» HOW TO COMPLETE THIS TASK:
Which lines of the entries below contain the string "text"? Copy each one.
==========
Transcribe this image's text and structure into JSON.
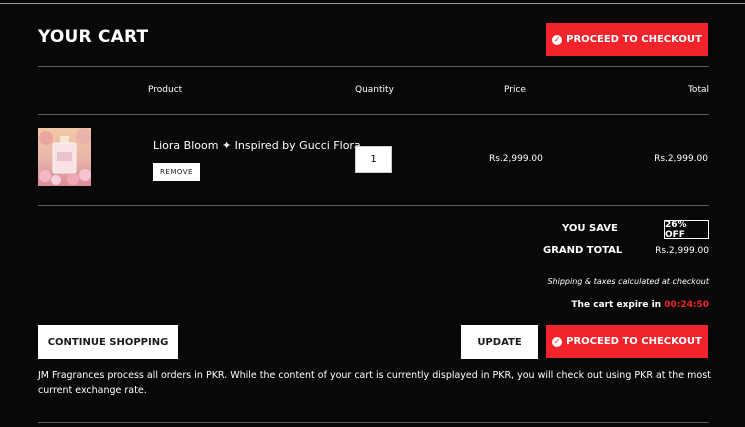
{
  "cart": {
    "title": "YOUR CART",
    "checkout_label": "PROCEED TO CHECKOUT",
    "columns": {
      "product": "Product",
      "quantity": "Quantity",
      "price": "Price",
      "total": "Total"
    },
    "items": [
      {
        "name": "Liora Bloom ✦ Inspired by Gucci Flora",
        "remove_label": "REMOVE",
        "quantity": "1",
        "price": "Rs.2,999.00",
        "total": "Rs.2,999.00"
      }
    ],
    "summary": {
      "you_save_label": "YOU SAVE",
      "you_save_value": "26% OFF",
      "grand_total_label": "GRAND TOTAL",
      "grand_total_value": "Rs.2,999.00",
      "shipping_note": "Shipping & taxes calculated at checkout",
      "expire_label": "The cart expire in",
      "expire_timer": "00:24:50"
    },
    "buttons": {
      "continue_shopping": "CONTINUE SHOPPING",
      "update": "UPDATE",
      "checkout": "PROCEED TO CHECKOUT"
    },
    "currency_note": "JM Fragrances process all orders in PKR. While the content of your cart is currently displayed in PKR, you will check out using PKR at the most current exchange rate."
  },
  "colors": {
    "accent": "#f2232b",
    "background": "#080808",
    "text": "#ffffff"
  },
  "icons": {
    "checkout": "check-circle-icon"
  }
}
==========
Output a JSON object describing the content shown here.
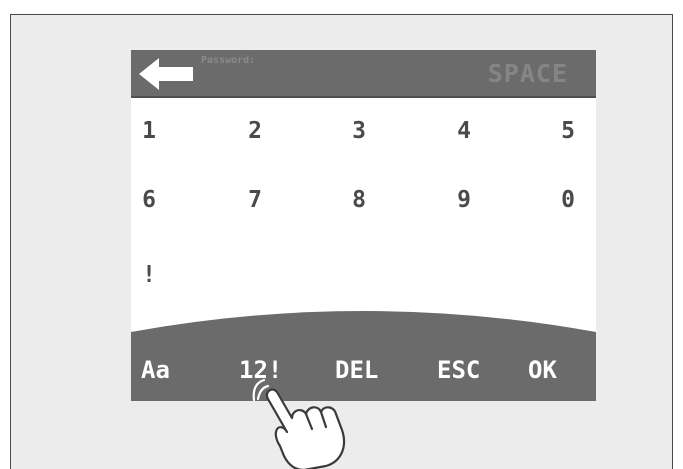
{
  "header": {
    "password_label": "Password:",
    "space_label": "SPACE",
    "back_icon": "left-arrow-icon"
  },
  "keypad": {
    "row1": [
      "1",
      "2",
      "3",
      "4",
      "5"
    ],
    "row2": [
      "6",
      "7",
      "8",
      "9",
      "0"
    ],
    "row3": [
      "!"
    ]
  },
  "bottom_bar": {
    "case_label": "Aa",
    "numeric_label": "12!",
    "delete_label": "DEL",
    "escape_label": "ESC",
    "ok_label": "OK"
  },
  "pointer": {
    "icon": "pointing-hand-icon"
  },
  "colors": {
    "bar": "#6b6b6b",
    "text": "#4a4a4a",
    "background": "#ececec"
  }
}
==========
» ANSWER TO THIS EXERCISE:
Transcribe this image's text and structure into JSON.
    "text": "#ffffff"
    "text": "#4a4a4a",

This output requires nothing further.